Highlands & Islands

Lochalsh and Skye cuckoos fitted with satellite tags

Cuckoo
Image caption One of four cuckoos tagged in the Highlands and Skye

Four cuckoos have been caught at sites in Lochalsh and Skye and fitted with satellite tags in an effort to track their migrations from Scotland.

The birds were trapped on the National Trust for Scotland's Kintail and Balmacara estates and Forestry Commission land at Kinloch on Skye.

Staff from the British Trust for Ornithology fitted the transmitters.

Two out of five cuckoos tagged in the Trossachs in 2012 survived their migration to Africa's Congo Basin.

The Lochalsh and Skye birds are now the most northerly in Britain to be tracked to date.

'A refuge'

John Calladine, of the BTO, said cuckoos were once common and widespread across Britain before declining in numbers in some parts of the country.

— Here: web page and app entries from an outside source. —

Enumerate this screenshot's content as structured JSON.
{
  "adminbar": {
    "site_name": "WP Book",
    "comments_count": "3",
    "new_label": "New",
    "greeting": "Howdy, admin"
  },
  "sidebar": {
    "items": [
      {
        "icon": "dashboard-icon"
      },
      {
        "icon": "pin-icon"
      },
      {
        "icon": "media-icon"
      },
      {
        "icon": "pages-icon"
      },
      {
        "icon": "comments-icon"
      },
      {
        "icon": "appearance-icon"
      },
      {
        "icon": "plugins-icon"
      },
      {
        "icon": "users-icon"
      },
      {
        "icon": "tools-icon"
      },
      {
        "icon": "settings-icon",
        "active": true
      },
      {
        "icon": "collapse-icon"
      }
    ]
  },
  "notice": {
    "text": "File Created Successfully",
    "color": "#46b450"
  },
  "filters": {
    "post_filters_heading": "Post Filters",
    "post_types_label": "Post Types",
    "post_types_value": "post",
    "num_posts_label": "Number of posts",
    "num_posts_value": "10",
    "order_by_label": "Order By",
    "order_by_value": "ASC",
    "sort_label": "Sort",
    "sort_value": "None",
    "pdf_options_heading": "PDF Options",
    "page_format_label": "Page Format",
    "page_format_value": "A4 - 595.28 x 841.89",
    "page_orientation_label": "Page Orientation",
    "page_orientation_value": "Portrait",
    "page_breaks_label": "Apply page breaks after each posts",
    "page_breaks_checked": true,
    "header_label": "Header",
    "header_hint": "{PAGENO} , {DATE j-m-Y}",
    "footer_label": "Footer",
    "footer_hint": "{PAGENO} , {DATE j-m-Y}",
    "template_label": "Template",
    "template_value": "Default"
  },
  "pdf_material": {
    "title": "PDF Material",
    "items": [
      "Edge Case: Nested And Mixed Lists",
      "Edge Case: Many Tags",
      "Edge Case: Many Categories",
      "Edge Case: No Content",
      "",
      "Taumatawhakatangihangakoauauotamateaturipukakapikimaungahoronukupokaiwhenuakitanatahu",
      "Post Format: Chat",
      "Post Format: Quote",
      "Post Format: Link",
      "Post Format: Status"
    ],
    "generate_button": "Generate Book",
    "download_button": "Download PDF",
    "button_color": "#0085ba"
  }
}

He said: "Being able to follow their individual movements to the Congo Basin and back is inherently fascinating.

"An important part of this work will be in identifying areas and habitats used by the birds throughout the year, even across years.

"It will help towards identifying reasons as to why the north and west has become a refuge for these and other species and suggest ways to ensure that remains the case."

Related Internet links

The BBC is not responsible for the content of external Internet sites